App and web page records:
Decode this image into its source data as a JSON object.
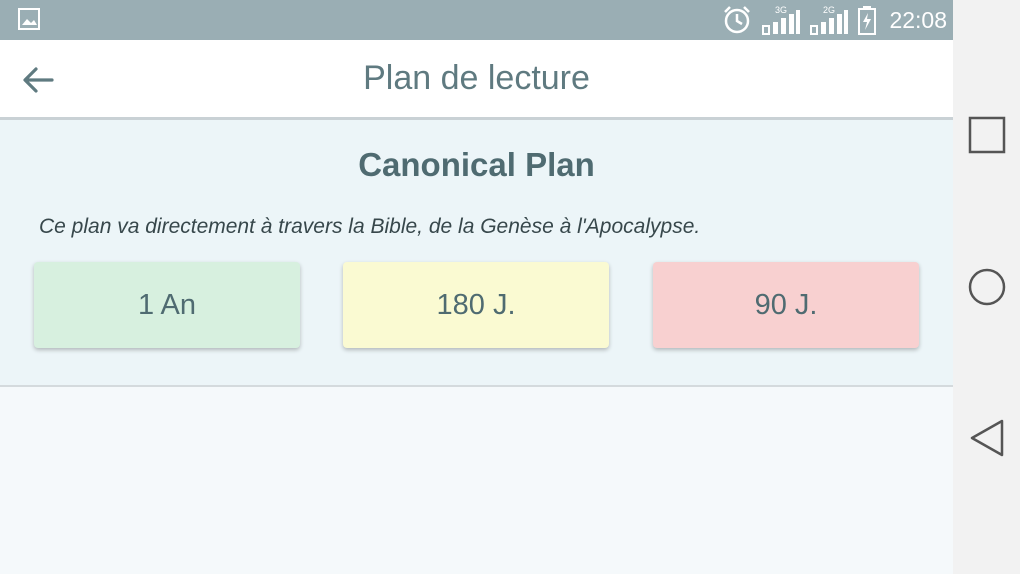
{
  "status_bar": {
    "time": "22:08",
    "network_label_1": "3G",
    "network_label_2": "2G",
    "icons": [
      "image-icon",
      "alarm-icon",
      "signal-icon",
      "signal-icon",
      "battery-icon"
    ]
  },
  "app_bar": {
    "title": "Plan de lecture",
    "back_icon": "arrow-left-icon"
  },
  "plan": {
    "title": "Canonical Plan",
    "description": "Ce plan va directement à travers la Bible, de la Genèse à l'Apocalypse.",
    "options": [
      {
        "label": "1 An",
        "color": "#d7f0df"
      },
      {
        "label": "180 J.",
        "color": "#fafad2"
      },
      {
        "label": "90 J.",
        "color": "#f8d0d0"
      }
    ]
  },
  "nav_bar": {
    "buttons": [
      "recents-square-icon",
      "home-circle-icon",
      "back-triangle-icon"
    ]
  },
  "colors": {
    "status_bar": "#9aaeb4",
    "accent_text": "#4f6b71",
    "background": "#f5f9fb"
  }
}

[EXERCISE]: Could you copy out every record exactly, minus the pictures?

[OUTPUT BELOW]:
Decode this image into its source data as a JSON object.
{
  "status_bar": {
    "time": "22:08",
    "network_label_1": "3G",
    "network_label_2": "2G",
    "icons": [
      "image-icon",
      "alarm-icon",
      "signal-icon",
      "signal-icon",
      "battery-icon"
    ]
  },
  "app_bar": {
    "title": "Plan de lecture",
    "back_icon": "arrow-left-icon"
  },
  "plan": {
    "title": "Canonical Plan",
    "description": "Ce plan va directement à travers la Bible, de la Genèse à l'Apocalypse.",
    "options": [
      {
        "label": "1 An",
        "color": "#d7f0df"
      },
      {
        "label": "180 J.",
        "color": "#fafad2"
      },
      {
        "label": "90 J.",
        "color": "#f8d0d0"
      }
    ]
  },
  "nav_bar": {
    "buttons": [
      "recents-square-icon",
      "home-circle-icon",
      "back-triangle-icon"
    ]
  },
  "colors": {
    "status_bar": "#9aaeb4",
    "accent_text": "#4f6b71",
    "background": "#f5f9fb"
  }
}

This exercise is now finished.